Copy the entries without a single change. Pictures should be dropped.

[Data to process]

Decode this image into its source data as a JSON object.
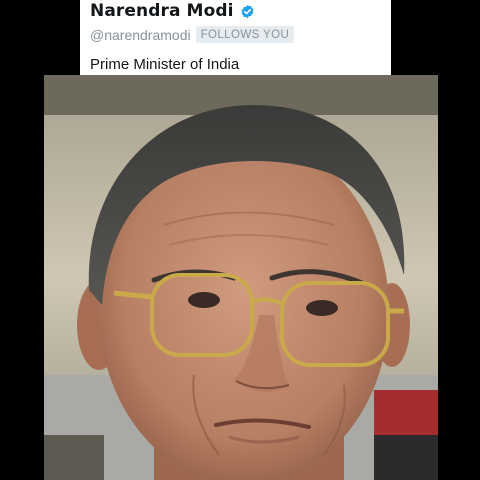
{
  "profile": {
    "name": "Narendra Modi",
    "handle": "@narendramodi",
    "follows_badge": "FOLLOWS YOU",
    "bio": "Prime Minister of India",
    "verified_icon": "verified-badge-icon",
    "verified_color": "#1da1f2"
  },
  "photo": {
    "subject": "portrait-photo"
  }
}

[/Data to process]

Response area:
Decode this image into its source data as a JSON object.
{
  "profile": {
    "name": "Narendra Modi",
    "handle": "@narendramodi",
    "follows_badge": "FOLLOWS YOU",
    "bio": "Prime Minister of India",
    "verified_icon": "verified-badge-icon",
    "verified_color": "#1da1f2"
  },
  "photo": {
    "subject": "portrait-photo"
  }
}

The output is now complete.